The hearings made stars out of both Ervin, who became known for his folksy manner and wisdom but resolute determination, and Baker, who appeared somewhat non-partisan and uttered the famous phrase "What did the President know, and when did he know it?" (often paraphrased by others in later scandals). It was the introduction to the public for minority counsel Thompson, who would later become an actor, senator, and presidential candidate. Many of Watergate's most famous moments happened during the hearings, including John Dean's "cancer on the Presidency" testimony and Alexander Butterfield's revelation of the existence of the secret White House Nixon tapes.
References[edit | edit source]
- Senate Historical Minutes: Watergate Leaks Lead to Open Hearings. United States Senate Historical Office.
- The $100,000 Misunderstanding, Time Magazine, May 6, 1974

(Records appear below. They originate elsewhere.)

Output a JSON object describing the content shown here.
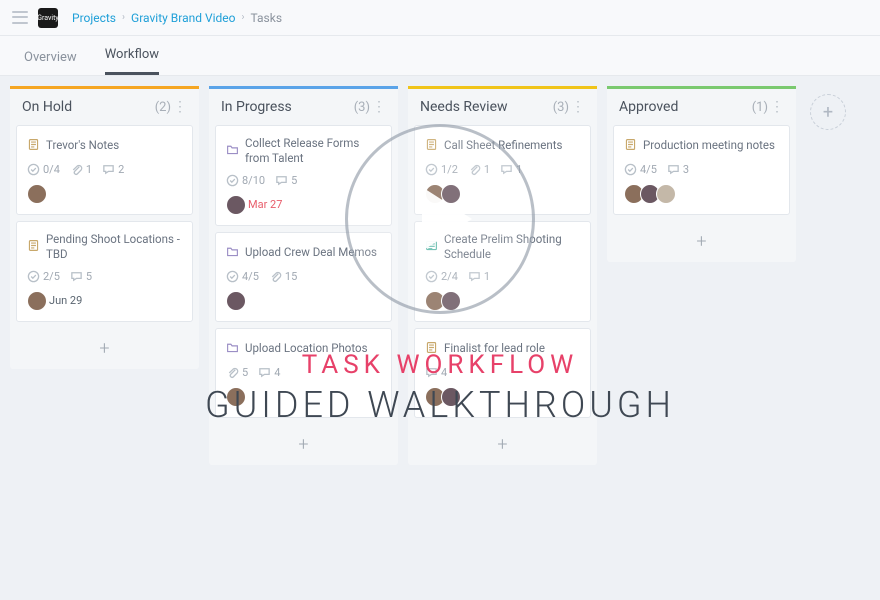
{
  "brand": "Gravity",
  "breadcrumb": {
    "projects": "Projects",
    "project": "Gravity Brand Video",
    "current": "Tasks"
  },
  "tabs": {
    "overview": "Overview",
    "workflow": "Workflow"
  },
  "columns": [
    {
      "id": "on-hold",
      "title": "On Hold",
      "count": "(2)",
      "color": "#f5a623",
      "cards": [
        {
          "icon": "note",
          "title": "Trevor's Notes",
          "check": "0/4",
          "attach": "1",
          "comment": "2",
          "avatars": [
            "a1"
          ]
        },
        {
          "icon": "note",
          "title": "Pending Shoot Locations - TBD",
          "check": "2/5",
          "comment": "5",
          "avatars": [
            "a1"
          ],
          "date": "Jun 29",
          "dateClass": ""
        }
      ]
    },
    {
      "id": "in-progress",
      "title": "In Progress",
      "count": "(3)",
      "color": "#5aa3e8",
      "cards": [
        {
          "icon": "folder",
          "title": "Collect Release Forms from Talent",
          "check": "8/10",
          "comment": "5",
          "avatars": [
            "a2"
          ],
          "date": "Mar 27",
          "dateClass": "red"
        },
        {
          "icon": "folder",
          "title": "Upload Crew Deal Memos",
          "check": "4/5",
          "attach": "15",
          "avatars": [
            "a2"
          ]
        },
        {
          "icon": "folder",
          "title": "Upload Location Photos",
          "attach": "5",
          "comment": "4",
          "avatars": [
            "a1"
          ]
        }
      ]
    },
    {
      "id": "needs-review",
      "title": "Needs Review",
      "count": "(3)",
      "color": "#f0c419",
      "cards": [
        {
          "icon": "note",
          "title": "Call Sheet Refinements",
          "check": "1/2",
          "attach": "1",
          "comment": "1",
          "avatars": [
            "a1",
            "a2"
          ]
        },
        {
          "icon": "list",
          "title": "Create Prelim Shooting Schedule",
          "check": "2/4",
          "comment": "1",
          "avatars": [
            "a1",
            "a2"
          ]
        },
        {
          "icon": "note",
          "title": "Finalist for lead role",
          "comment": "4",
          "avatars": [
            "a1",
            "a2"
          ]
        }
      ]
    },
    {
      "id": "approved",
      "title": "Approved",
      "count": "(1)",
      "color": "#7ac96f",
      "cards": [
        {
          "icon": "note",
          "title": "Production meeting notes",
          "check": "4/5",
          "comment": "3",
          "avatars": [
            "a1",
            "a2",
            "a3"
          ]
        }
      ]
    }
  ],
  "overlay": {
    "title": "TASK WORKFLOW",
    "subtitle": "GUIDED WALKTHROUGH"
  }
}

- Ronald Garay, "Watergate", Museum of Broadcast Communications. Accessed June 30, 2007.